Benefactions[edit]

By his marriages and royal grants Hungerford added largely to the family estates. He was a man of piety, and built chantries at Heytesbury and Chippenham, and made bequests to Salisbury and Bath cathedrals. In 1428 he presented valuable estates to the Free Royal Chapel in the palace of St. Stephen at Westminster. He also built an almshouse for twelve poor men and a woman, and a schoolmaster's residence at Heytesbury. The original building was destroyed in 1765, but the endowment, which was regulated by statutes drawn up by Margaret de Botreaux, wife of Hungerford's son Robert, still continues.[20] In his will he left his "best legend of the lives of the saints" to his daughter-in-law, Margaret, and a cup which John of Gaunt had used to John, viscount Beaumont.[21]

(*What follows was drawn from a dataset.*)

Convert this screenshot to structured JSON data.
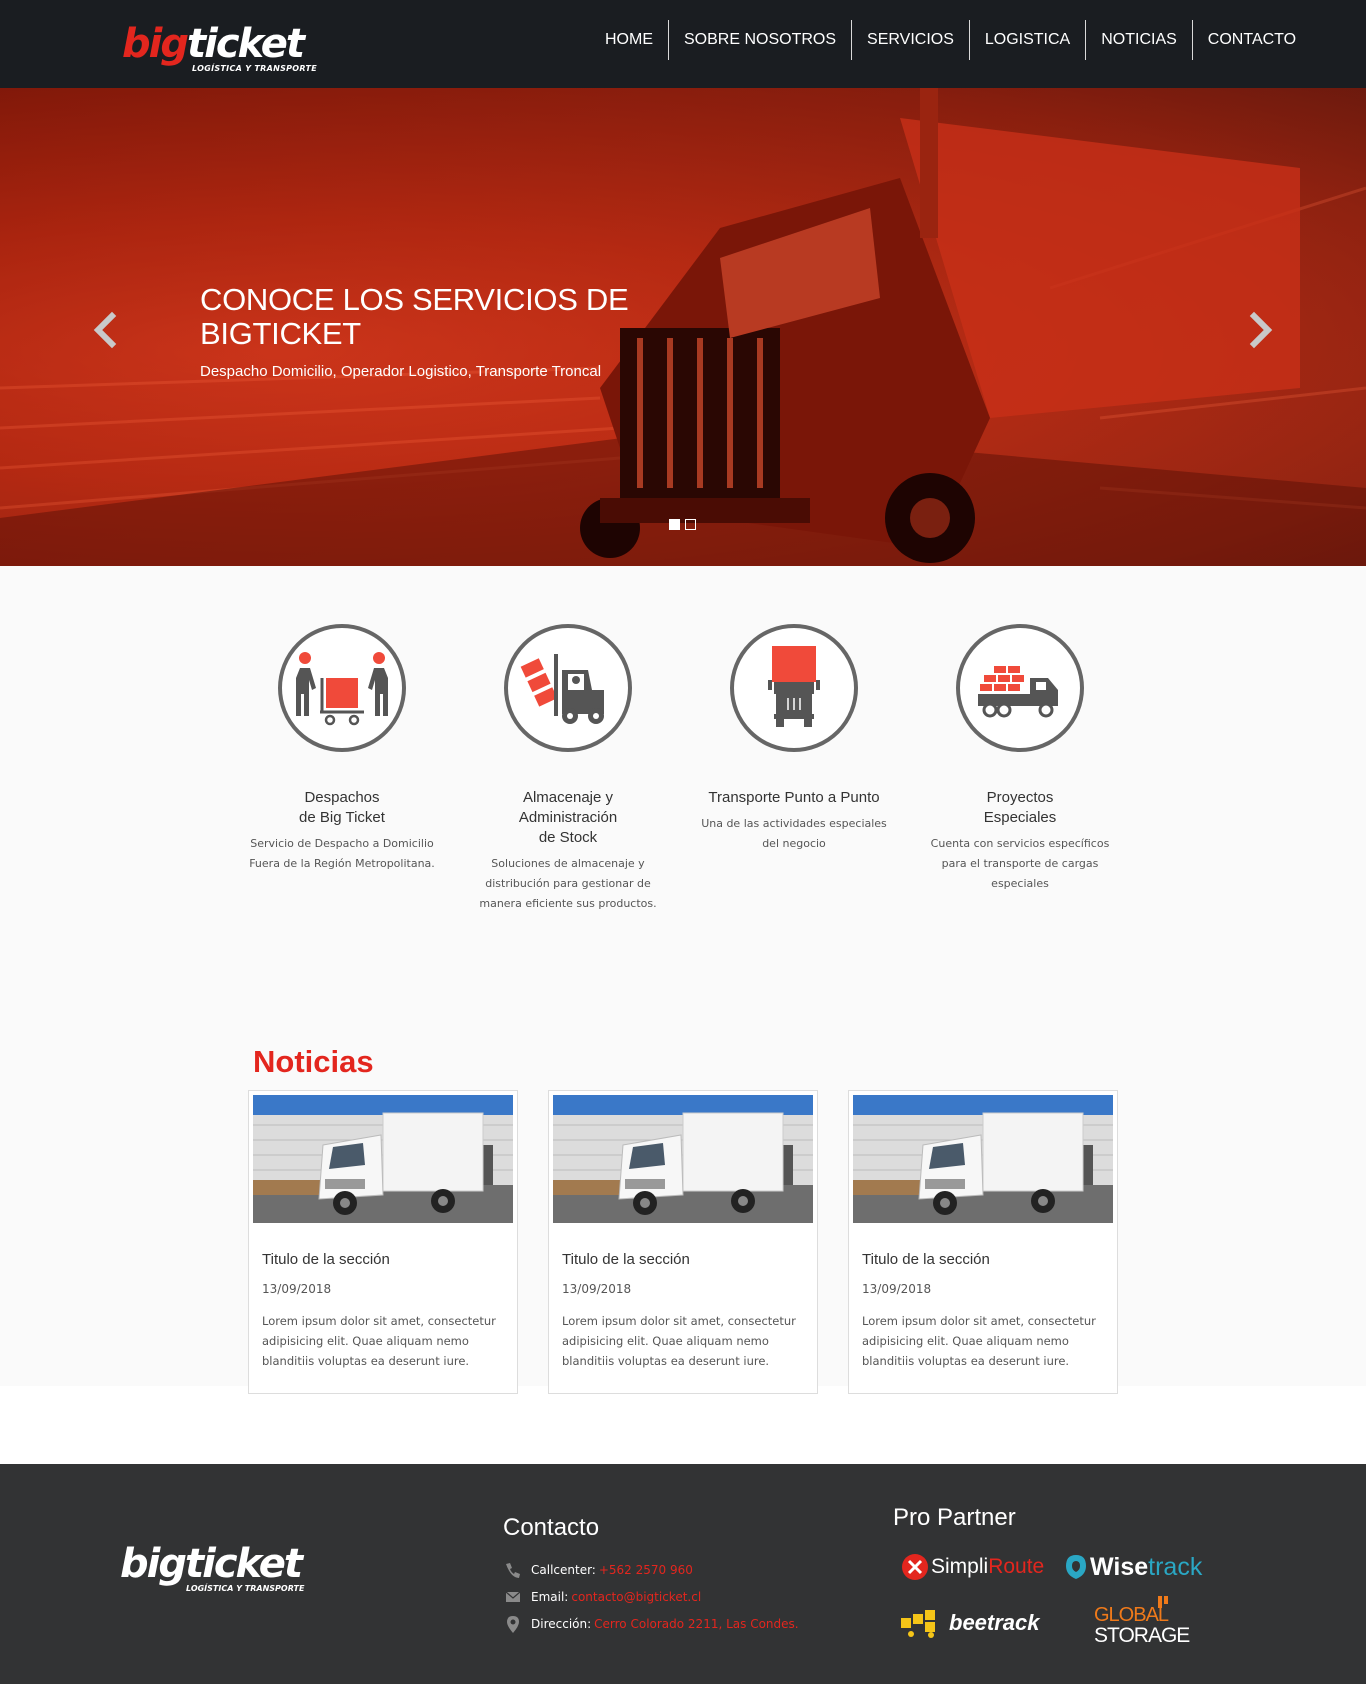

In 1407 Hungerford donated the advowson of the church in Rushall, Wiltshire (of which he was lord of the manor) to the canons of Longleat Priory, who were struggling to support themselves financially.[22]

Notes[edit]

  1. ^ Lee 1891, p. 258.
  2. ^ Lee 1891, p. 258 cites: Manning, Lives of the Speakers, p. 55.
  3. ^ a b c Roskell & Kightly 1993.
  4. ^ Lee 1891, p. 258 cites: Rymer, Fœdera, vol. iv. pt. ii. p. 186
  5. ^ Lee 1891, p. 258 cites: cf. his accounts of expenses in Brit. Mus. Addit. MS. 24513, f. 68.
  6. ^ Lee 1891, p. 258 cites: Nicolas, Agincourt, p. 381
  7. ^ Lee 1891, p. 258 cites: Nicolas, Agincourt pp. 105, 241.
  8. ^ Lee 1891, p. 258 cites: Rymer, Fœdera, vol. iv. pt. ii. p. 158.
  9. ^ Lee 1891, p. 258 cites: Rymee, Fœdera, vol. iv. pt. ii. p. 25.
  10. ^ Lee 1891, p. 258 cites: Rymer, Fœdera, vol. iv. pt. iii. p. 76.
  11. ^ Lee 1891, p. 258 cites: Beltz, Hist. of Garter, p. clviii.
  12. ^ Lee 1891, p. 258 cites: Waurin, Chron., Rolls Ser.,iv. 11
  13. ^ Lee 1891, p. 258 cites: Wars of Henry VI in France, Rolls Ser., ed. Stevenson, ii. 431.
  14. ^ Lee 1891, pp. 258–259.
  15. ^ Lee 1891, p. 259
  16. ^ Lee 1891, p. 259 cites: Metcalfe, Book of Knights, p.1
  17. ^ Lee 1891, p. 259.
  18. ^ Richardson II 2011, p. 428.
  19. ^ Richardson III 2011, pp. 394-5.
  20. ^ Lee 1891, p. 259 cites: Jackson, Anc. Statutes of Heytesbury Almshouses, Devizes, 1863.
  21. ^ Lee 1891, p. 259 cites Nicholas Harris Nicolas's Testamenta Vetusta, pp. 257–9
  22. ^ Pugh & Crittall 1956, p. 302–303.

References[edit]

  • Pugh, R.B.; Crittall, Elizabeth, eds. (1956). "Houses of Augustinian canons: Priory of Longleat". A History of the County of Wiltshire 3. pp. 302–303. Retrieved June 2013. 
  • Richardson, Douglas (2011). Everingham, Kimball G., ed. Magna Carta Ancestry: A Study in Colonial and Medieval Families II (2nd ed.). Salt Lake City. ISBN 1449966381. 
  • Richardson, Douglas (2011). Everingham, Kimball G., ed. Magna Carta Ancestry: A Study in Colonial and Medieval Families III (2nd ed.). Salt Lake City. ISBN 144996639X. 
  • Roskell, J. S.; Kightly, Charles (1993). Roskell, J.S.; Clark, L.; Rawcliffe, C., eds. The History of Parliament: the House of Commons 1386-1421. Boydell and Brewer. 
Attribution
  •  This article incorporates text from a publication now in the public domainLee, Sidney (1891). "Hungerford, Walter (d.1449)". In Lee, Sidney. Dictionary of National Biography 28. London: Smith, Elder & Co. pp. 258,259. 
    • Dugdale's Baronage; Burke's Extinct Peerage;
    • Collinson's Somerset, iii. 354;
    • Hoare's Hungerfordiana, 1823;
    • Maclean's Trigg Minor, i. 358 sq.;
    • Hoare's Mod. Wiltshire, Heytesbury Hundred;
    • Kymer's Fcedera;
    • Stubbs's Const. Hist.;
    • Nicolas's Battle of Agincourt, 1832;
    • Monstrelet's Chroniques, ed. Doiiet d'Arcq (Soc. de 1'Hist. de France), 1862, ii. 404, iv. 93, vi. 314;
    • Manning's Lives of the Speakers.

Further reading[edit]

  • Goddard, Edward Hungerford (editor 1869). The Wiltshire archæological and natural history magazine, Volumes 11–12, Wiltshire Archaeological and Natural History Society, H. Bull. p. 154
  • Burke, Bernard (1866). A genealogical history of the dormant, abeyant, forfeited, and extinct peerages of the British empire, Harrison p. 291
Political offices
Preceded by
William Stourton
Speaker of the House of Commons
1414–1415
Succeeded by
Thomas Chaucer
Preceded by
John Stafford
Lord High Treasurer
1426–1432
Succeeded by
The Lord Scrope of Masham